Alternative to Li-ion batteries ready for series deployment?
With features like large driving range and short tank stops, Nanoflowcell attacks the existing electromobility paradigm at its weakest points: The company claims driving ranges of 1000 kilometres for vehicles equipped with its electrolyte-based liquid battery – twice as much as the currently most advanced battery-operated e-cars. And with a simple refill process at a kind of gas station that would not require significantly more time than filling the tank of a gasoline or diesel vehicle, the usability barrier of existing electromobility through lengthy charging stops would be cleared away. The company recently announced that its Quantino vehicle has been driven for 14 hours without a refill, and all of this under realistic driving conditions. But while Nanoflowcell hitherto aimed at series production of its cars, albeit in low quantities, the company now apparently has changed its strategy and is offering its energy storage technology to carmakers.
“Our goal is not manufacturing these vehicles in series production”, a spokesperson explained eeNews Europe. “They are ready to enter production, but we intend to market the flow cell technology instead”, he said, adding that the company has something like a franchise model in mind. “The system could be integrated into any electric car”, the spokesperson said. With its properties, the Nanoflowcell system would beat conventional lithium-ion batteries, the spokesperson claimed: “Since it is based on liquids, it can easily be customised to any type of vehicle, be it a city car or a large sedan,” he said. “We are the alternative to lithium-ion.”

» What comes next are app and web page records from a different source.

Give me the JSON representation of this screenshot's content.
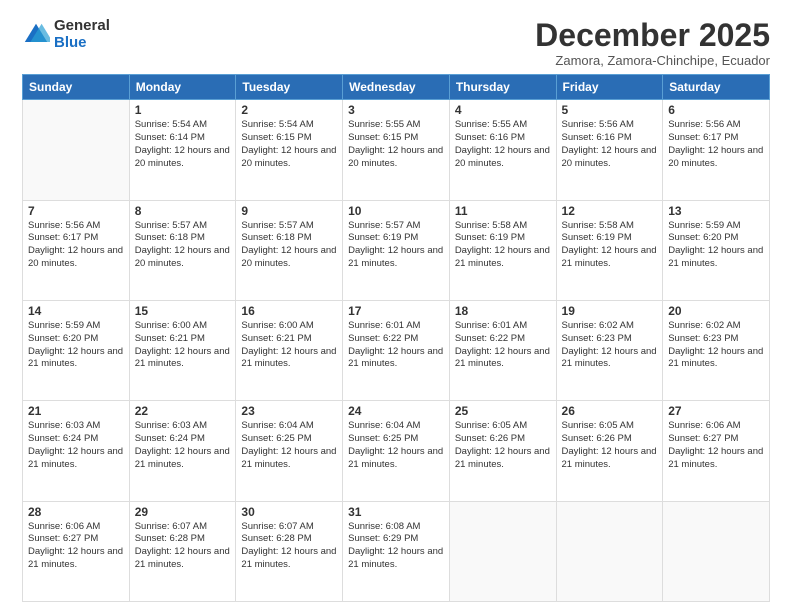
{
  "logo": {
    "general": "General",
    "blue": "Blue"
  },
  "header": {
    "month": "December 2025",
    "location": "Zamora, Zamora-Chinchipe, Ecuador"
  },
  "days_of_week": [
    "Sunday",
    "Monday",
    "Tuesday",
    "Wednesday",
    "Thursday",
    "Friday",
    "Saturday"
  ],
  "weeks": [
    [
      {
        "day": "",
        "info": ""
      },
      {
        "day": "1",
        "info": "Sunrise: 5:54 AM\nSunset: 6:14 PM\nDaylight: 12 hours\nand 20 minutes."
      },
      {
        "day": "2",
        "info": "Sunrise: 5:54 AM\nSunset: 6:15 PM\nDaylight: 12 hours\nand 20 minutes."
      },
      {
        "day": "3",
        "info": "Sunrise: 5:55 AM\nSunset: 6:15 PM\nDaylight: 12 hours\nand 20 minutes."
      },
      {
        "day": "4",
        "info": "Sunrise: 5:55 AM\nSunset: 6:16 PM\nDaylight: 12 hours\nand 20 minutes."
      },
      {
        "day": "5",
        "info": "Sunrise: 5:56 AM\nSunset: 6:16 PM\nDaylight: 12 hours\nand 20 minutes."
      },
      {
        "day": "6",
        "info": "Sunrise: 5:56 AM\nSunset: 6:17 PM\nDaylight: 12 hours\nand 20 minutes."
      }
    ],
    [
      {
        "day": "7",
        "info": "Sunrise: 5:56 AM\nSunset: 6:17 PM\nDaylight: 12 hours\nand 20 minutes."
      },
      {
        "day": "8",
        "info": "Sunrise: 5:57 AM\nSunset: 6:18 PM\nDaylight: 12 hours\nand 20 minutes."
      },
      {
        "day": "9",
        "info": "Sunrise: 5:57 AM\nSunset: 6:18 PM\nDaylight: 12 hours\nand 20 minutes."
      },
      {
        "day": "10",
        "info": "Sunrise: 5:57 AM\nSunset: 6:19 PM\nDaylight: 12 hours\nand 21 minutes."
      },
      {
        "day": "11",
        "info": "Sunrise: 5:58 AM\nSunset: 6:19 PM\nDaylight: 12 hours\nand 21 minutes."
      },
      {
        "day": "12",
        "info": "Sunrise: 5:58 AM\nSunset: 6:19 PM\nDaylight: 12 hours\nand 21 minutes."
      },
      {
        "day": "13",
        "info": "Sunrise: 5:59 AM\nSunset: 6:20 PM\nDaylight: 12 hours\nand 21 minutes."
      }
    ],
    [
      {
        "day": "14",
        "info": "Sunrise: 5:59 AM\nSunset: 6:20 PM\nDaylight: 12 hours\nand 21 minutes."
      },
      {
        "day": "15",
        "info": "Sunrise: 6:00 AM\nSunset: 6:21 PM\nDaylight: 12 hours\nand 21 minutes."
      },
      {
        "day": "16",
        "info": "Sunrise: 6:00 AM\nSunset: 6:21 PM\nDaylight: 12 hours\nand 21 minutes."
      },
      {
        "day": "17",
        "info": "Sunrise: 6:01 AM\nSunset: 6:22 PM\nDaylight: 12 hours\nand 21 minutes."
      },
      {
        "day": "18",
        "info": "Sunrise: 6:01 AM\nSunset: 6:22 PM\nDaylight: 12 hours\nand 21 minutes."
      },
      {
        "day": "19",
        "info": "Sunrise: 6:02 AM\nSunset: 6:23 PM\nDaylight: 12 hours\nand 21 minutes."
      },
      {
        "day": "20",
        "info": "Sunrise: 6:02 AM\nSunset: 6:23 PM\nDaylight: 12 hours\nand 21 minutes."
      }
    ],
    [
      {
        "day": "21",
        "info": "Sunrise: 6:03 AM\nSunset: 6:24 PM\nDaylight: 12 hours\nand 21 minutes."
      },
      {
        "day": "22",
        "info": "Sunrise: 6:03 AM\nSunset: 6:24 PM\nDaylight: 12 hours\nand 21 minutes."
      },
      {
        "day": "23",
        "info": "Sunrise: 6:04 AM\nSunset: 6:25 PM\nDaylight: 12 hours\nand 21 minutes."
      },
      {
        "day": "24",
        "info": "Sunrise: 6:04 AM\nSunset: 6:25 PM\nDaylight: 12 hours\nand 21 minutes."
      },
      {
        "day": "25",
        "info": "Sunrise: 6:05 AM\nSunset: 6:26 PM\nDaylight: 12 hours\nand 21 minutes."
      },
      {
        "day": "26",
        "info": "Sunrise: 6:05 AM\nSunset: 6:26 PM\nDaylight: 12 hours\nand 21 minutes."
      },
      {
        "day": "27",
        "info": "Sunrise: 6:06 AM\nSunset: 6:27 PM\nDaylight: 12 hours\nand 21 minutes."
      }
    ],
    [
      {
        "day": "28",
        "info": "Sunrise: 6:06 AM\nSunset: 6:27 PM\nDaylight: 12 hours\nand 21 minutes."
      },
      {
        "day": "29",
        "info": "Sunrise: 6:07 AM\nSunset: 6:28 PM\nDaylight: 12 hours\nand 21 minutes."
      },
      {
        "day": "30",
        "info": "Sunrise: 6:07 AM\nSunset: 6:28 PM\nDaylight: 12 hours\nand 21 minutes."
      },
      {
        "day": "31",
        "info": "Sunrise: 6:08 AM\nSunset: 6:29 PM\nDaylight: 12 hours\nand 21 minutes."
      },
      {
        "day": "",
        "info": ""
      },
      {
        "day": "",
        "info": ""
      },
      {
        "day": "",
        "info": ""
      }
    ]
  ]
}
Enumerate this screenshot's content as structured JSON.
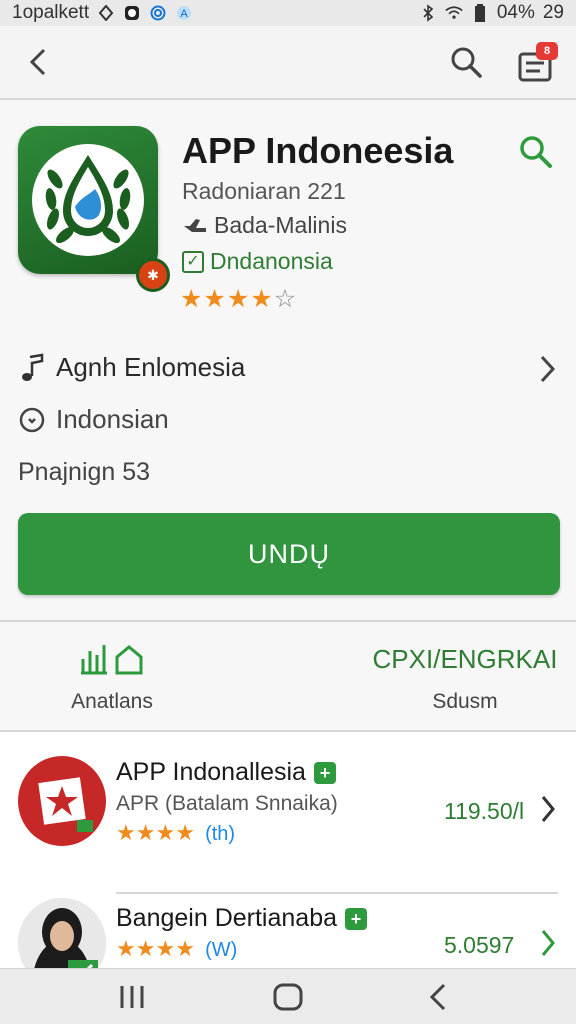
{
  "status_bar": {
    "carrier": "1opalkett",
    "battery": "04%",
    "time": "29"
  },
  "app_bar": {
    "notification_count": "8"
  },
  "app": {
    "title": "APP Indoneesia",
    "developer": "Radoniaran 221",
    "category": "Bada-Malinis",
    "verified_label": "Dndanonsia",
    "rating_stars": 4,
    "rating_max": 5
  },
  "details": {
    "row1": "Agnh Enlomesia",
    "row2": "Indonsian",
    "row3": "Pnajnign 53"
  },
  "install_label": "UNDŲ",
  "stats": {
    "left_label": "Anatlans",
    "right_value": "CPXI/ENGRKAI",
    "right_label": "Sdusm"
  },
  "list": [
    {
      "title": "APP Indonallesia",
      "subtitle": "APR (Batalam Snnaika)",
      "stars": 4,
      "count": "(th)",
      "price": "119.50/​l"
    },
    {
      "title": "Bangein Dertianaba",
      "stars": 4,
      "count": "(W)",
      "price": "5.0597"
    }
  ],
  "colors": {
    "accent_green": "#30953e",
    "star_orange": "#f08c1e",
    "badge_red": "#e53935"
  }
}
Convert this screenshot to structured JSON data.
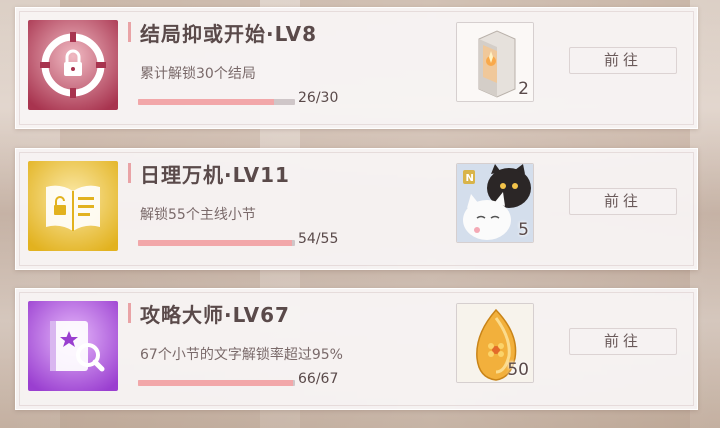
{
  "achievements": [
    {
      "title": "结局抑或开始·LV8",
      "description": "累计解锁30个结局",
      "progress_text": "26/30",
      "progress": 0.867,
      "badge_icon": "lock-target-icon",
      "badge_color": "#a8344f",
      "reward_icon": "crystal-lamp-icon",
      "reward_qty": "2",
      "button_label": "前往"
    },
    {
      "title": "日理万机·LV11",
      "description": "解锁55个主线小节",
      "progress_text": "54/55",
      "progress": 0.982,
      "badge_icon": "open-book-icon",
      "badge_color": "#e2b21f",
      "reward_icon": "cat-card-icon",
      "reward_qty": "5",
      "button_label": "前往"
    },
    {
      "title": "攻略大师·LV67",
      "description": "67个小节的文字解锁率超过95%",
      "progress_text": "66/67",
      "progress": 0.985,
      "badge_icon": "guide-book-magnifier-icon",
      "badge_color": "#9a3fd0",
      "reward_icon": "amber-flower-icon",
      "reward_qty": "50",
      "button_label": "前往"
    }
  ]
}
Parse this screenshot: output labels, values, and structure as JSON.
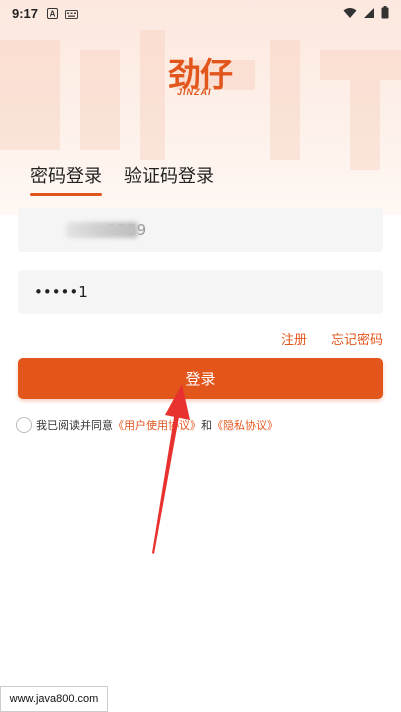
{
  "status_bar": {
    "time": "9:17",
    "left_icons": [
      "a-badge-icon",
      "keyboard-icon"
    ],
    "right_icons": [
      "wifi-icon",
      "signal-icon",
      "battery-icon"
    ]
  },
  "logo": {
    "main": "劲仔",
    "sub": "JINZAI"
  },
  "tabs": [
    {
      "label": "密码登录",
      "active": true
    },
    {
      "label": "验证码登录",
      "active": false
    }
  ],
  "form": {
    "phone_value": "1359",
    "password_value": "•••••1"
  },
  "links": {
    "register": "注册",
    "forgot_password": "忘记密码"
  },
  "login_button": "登录",
  "agreement": {
    "prefix": "我已阅读并同意",
    "user_agreement": "《用户使用协议》",
    "conjunction": "和",
    "privacy": "《隐私协议》"
  },
  "watermark": "www.java800.com",
  "colors": {
    "accent": "#e2561c",
    "annotation_arrow": "#e8322f"
  }
}
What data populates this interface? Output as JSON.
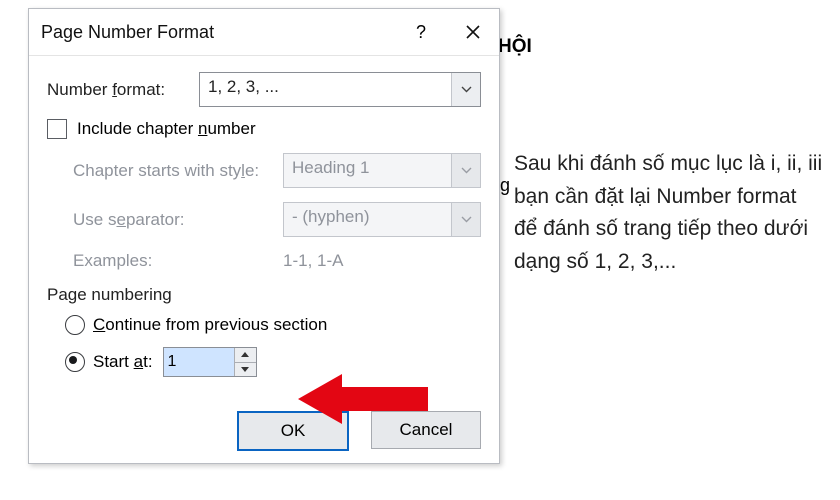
{
  "background": {
    "hoi": "HỘI",
    "g": "g"
  },
  "dialog": {
    "title": "Page Number Format",
    "number_format": {
      "label_pre": "Number ",
      "label_u": "f",
      "label_post": "ormat:",
      "value": "1, 2, 3, ..."
    },
    "include_chapter": {
      "label_pre": "Include chapter ",
      "label_u": "n",
      "label_post": "umber",
      "checked": false
    },
    "chapter_style": {
      "label_pre": "Chapter starts with sty",
      "label_u": "l",
      "label_post": "e:",
      "value": "Heading 1"
    },
    "separator": {
      "label_pre": "Use s",
      "label_u": "e",
      "label_post": "parator:",
      "value": "-  (hyphen)"
    },
    "examples": {
      "label": "Examples:",
      "value": "1-1, 1-A"
    },
    "page_numbering": {
      "group": "Page numbering",
      "continue": {
        "pre": "",
        "u": "C",
        "post": "ontinue from previous section"
      },
      "start_at": {
        "pre": "Start ",
        "u": "a",
        "post": "t:",
        "value": "1"
      },
      "selected": "start_at"
    },
    "buttons": {
      "ok": "OK",
      "cancel": "Cancel"
    }
  },
  "annotation": "Sau khi đánh số mục lục là i, ii, iii bạn cần đặt lại Number format để đánh số trang tiếp theo dưới dạng số 1, 2, 3,..."
}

Under technological aspects, the Nanoflowcell system however is somewhat mysterious. The company only discloses that the energy is stored in a non-toxic, incombustible and environmentally harmless liquid. The vehicles are equipped with two tanks – one for the unused liquid, the other one for the used liquid where it is pumped to after it has delivered its energy to the electric drive. In gas stations, the used liquid has to be drained while at the same time the empty tank can be refilled with the unused electrolyte. The problem is that the company does not disclose the exact composition of its “power liquid” – for fear of industry espionage, as the spokesperson said. However, media reports raised doubts if such a liquid can potentially exist, given the miraculous performance Nanoflowcell is promising: The vehicles can accelerate to 100 kmph (60 mph) in less than three seconds, reach top speeds of 200+ kmph and have a driving range of 1000 km – “and this is a rather cautious estimate”, the Nanoflowcell spokesperson said.
Since the energy is stored in liquid form the existing gasoline station infrastructure could be used to utilised for distribution, making complex and costly charging infrastructures unnecessary.
Remains the issue that hitherto no independent testers have been able to verify the promised performance. “We simply have not enough vehicles”, the spokesperson said. “The few units are needed for the homologation process and for internal tests and optimisations. Being a small company, our resources are limited.” He added that “in a few months we will enable independent tests.”